President Joe Biden stated in a statement that LGBTQ persons have “been victims to horrendous hate violence in recent years” despite the fact that no cause had been determined.
The shooting brought to mind the 2016 Orlando, Florida, Pulse nightclub tragedy, in which a shooter opened fire and killed 49 people before being fatally shot by police.
Many people referred to Club Q, a long-standing establishment in a tiny strip mall, as a sanctuary for the LGBTQ community.
According to a Colorado Public Radio interview with Daniel Aston’s mother, Sabrina Aston, one of the fatalities was identified as the 28-year-old transgender bartender and dancer who worked at the club.
Sabrina Aston remarked, “He was the happiest he had ever been.” “He was happy, successful, and surrounded by friends. Simply unbelievable, He still had a ton of life left to give to us, his friends, and himself.”
Since a number of threats and violent attacks have been made against LGBTQ persons and events in recent months, anxiety has increased among many LGBTQ communities in the United States.
According to Kevin Jennings, CEO of the gay rights organization Lambda Legal, “Such events are all too common in America’s toxic mix of bigotry and absurdly easy access to firearms.”
Colorado has a sordid history of mass killings, which includes the 1999 Columbine High School shooting, a 2012 shooting spree inside a movie theater in a Denver suburb, and a 2017 attack on a grocery that left 10 people dead.
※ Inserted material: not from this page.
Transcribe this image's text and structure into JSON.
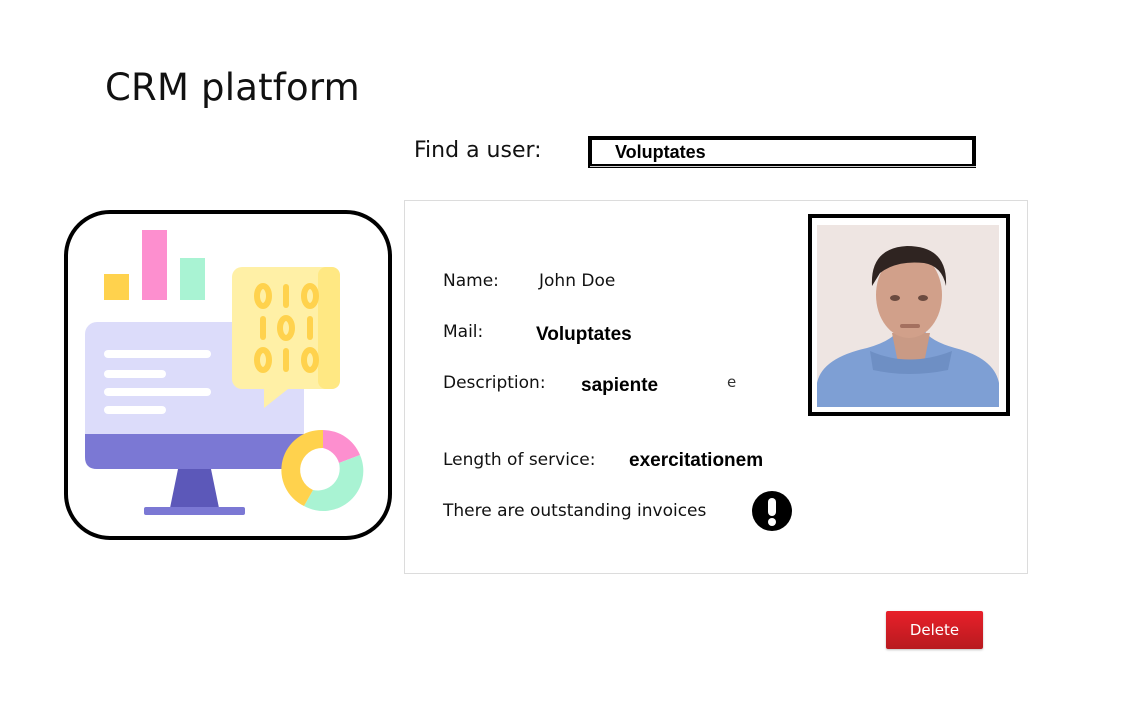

In 2015, a mass shooting occurred in Colorado Springs when a pro-life gunman opened fire at a Planned Parenthood clinic, leaving nine people injured and three dead.